Fiddle Me This
I’ll admit, when I first wrote a devotion on fallen leaves, it was nothing like what I’m about to write. Our world changed last night though, and when the world changes, we respond to it. We have to, because we are called to live in this world for the time being. This is not our forever home, but it is where we are right now. As a fairly nonpolitical person, I sincerely hope this will be the last political post I write, but as I learned last night; never say never.
The leaves have fallen. The beauty of fall has past its peak. Winter is coming. My heart feels remarkably similar. I don’t think anybody needs the analogy played out for them as they watch the news this morning. Even the Russian poets mark their fear with a winter analogy this morning, and those people know winter. Even as a privileged, white, middle class family, we will not be unmarked by what is to come. There is a very real possibility that our adoption will not be completed in the next 4 years. The world is watching, and every move the US makes is responded to in the adoption community. Judges in highly conservative, politically violent nations where my child will come from do not approve adoptions to a country that is equally racially charged and approaching political violence. There are no certainties, but I’m astounded that even I, one of the most privileged Americans, can still look at my family and feel fear in our future.
A pastor that I sincerely admire reminded me of something yesterday as I walked to the polls. Legend has it that as Rome burned, Nero played his fiddle. As the political establishment that ruled the modern world crumbled before him, he played his fiddle. What do we do when we face a world we didn’t think was in our future? We play our fiddle. What do we do when we feel like evil has won this particular battle? We play our fiddle. What do we do when the ideals we cling to and the values we uphold vanish from our most elite? We play our fiddle. Our fiddle is anything that reminds us of the constants in our life that are not dependent on our culture, our leaders, our finances, our politics or any other false gods we may hold.
As a Christian, here is my fiddle: Love, joy, peace, patience, kindness, goodness, faithfulness, gentleness, and self control (Galatians 5:22). The greatest people were raised out of the worst political storms. Crusades paved the way to the Reformation. The Renaissance gave birth to diplomacy. The Revolution gave birth to democracy in the Western Hemisphere. World War 2 gave birth to the greatest generation, which all give me the freedom and right to write the words I speak today. It is not my job to fix our political system, or throw a fit that I didn’t get what I think is right. It is my job to play my fiddle, and play it loudly. To raise my children to come out of these next 4 years, that will be the heart of their childhood, as the next great generation to move this world forward. To move it forward with love, joy, peace, patience, kindness, goodness, faithfulness, gentleness, and self control. It is my job to hold our values high and expect those values in my community. It is my job to show those that have fears greater and more real than mine that they are safe with me. Will you play your fiddle with me?
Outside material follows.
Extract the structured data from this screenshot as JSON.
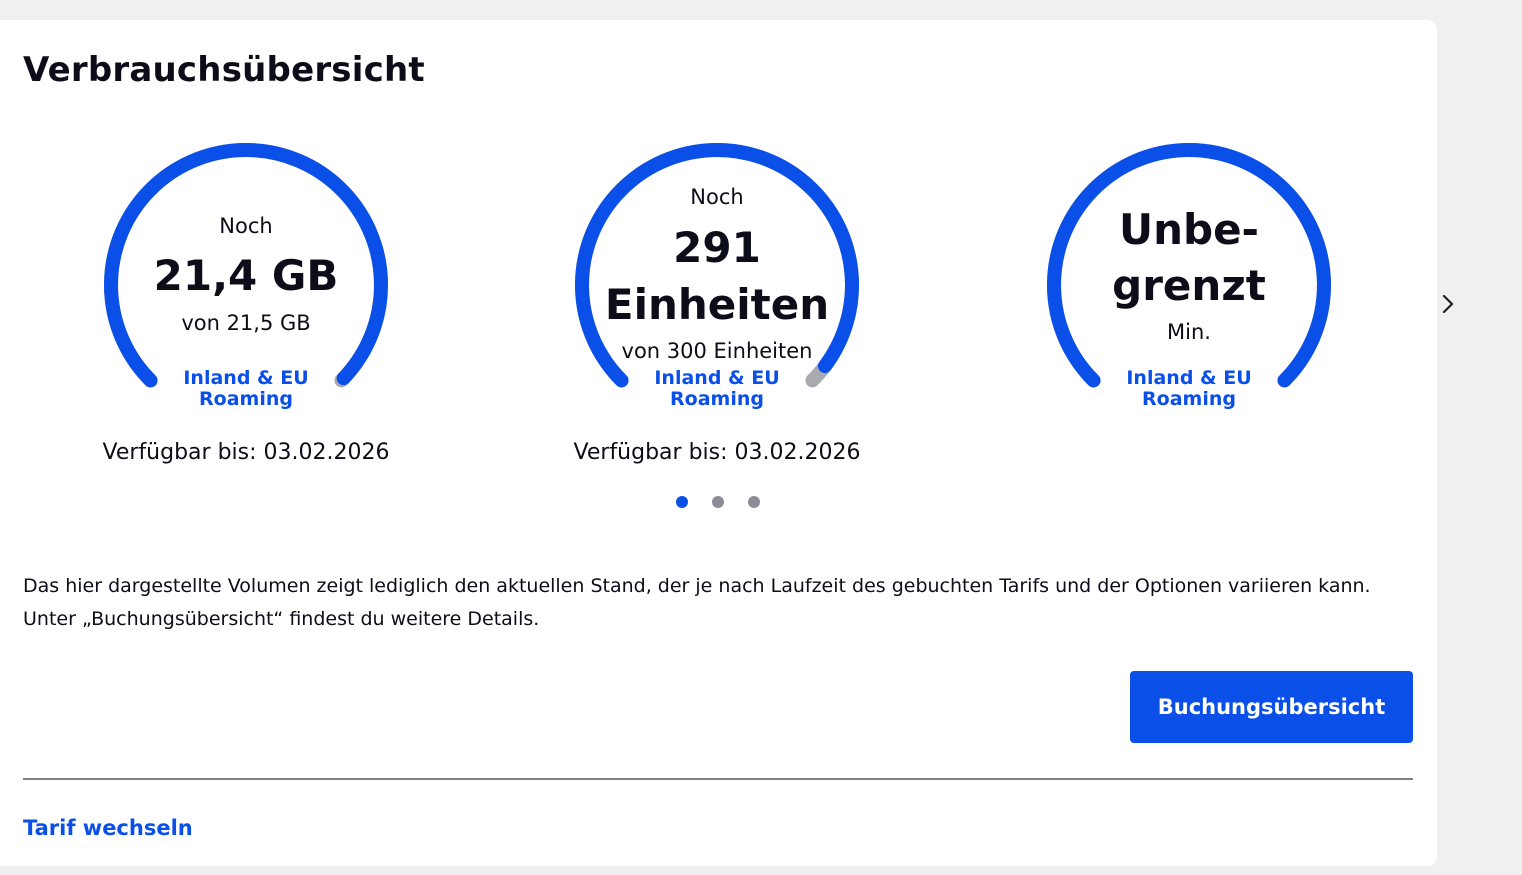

My heart resonates loudly with the disciples as they watched Christ hang on the cross. All of them believed his kingdom would reign in their political world. They all believed the oppression of the Roman government would be overturned by the Jewish Messiah. And they also believed that because they had been chosen as his followers, they too would enjoy a position in his earthly kingdom. (Luke 9:46, Matthew 18:1-6, Mark 9-33-37). My heart bleeds with them as they watch his body hang on the cross, because I now know how it feels to have political hopes for a better country crash before my eyes. I know how it feels to watch seeds of doubt over the sovereignty of our God be planted when he doesn’t behave the way I think he will. Even after Christ’s resurrection that brought grace and healing to the entire world, the disciples still had to live in the world they were born in. It was the same political world the day Christ died as the day he was risen. They still woke up under Roman rule. They still stared poverty in the eyes of their Jewish neighbors. The day he rose from the dead was the day they realized how eternal their lives really were. Even when Christ was alive, he laid it out for them that his kingdom was not of this world. He spoke to their heart in the matter. We cannot hope for earthly things, even Godly ideals in a human world. What we hope for in this world should be for eternal matters. How we live our lives, how we raise our children, how we love our neighbor, is for eternal purposes. We are not of this world. We are chosen children of God planted in this world for his glory. The world we live in will never be what God intends for humanity until Christ comes again.
So even though the leaves fall, and winter comes, we will play our fiddle.
Consider the Word
Christ tells us exactly how to love one another. Here is a small excerpt of my favorites. Pick your favorite and fiddle away.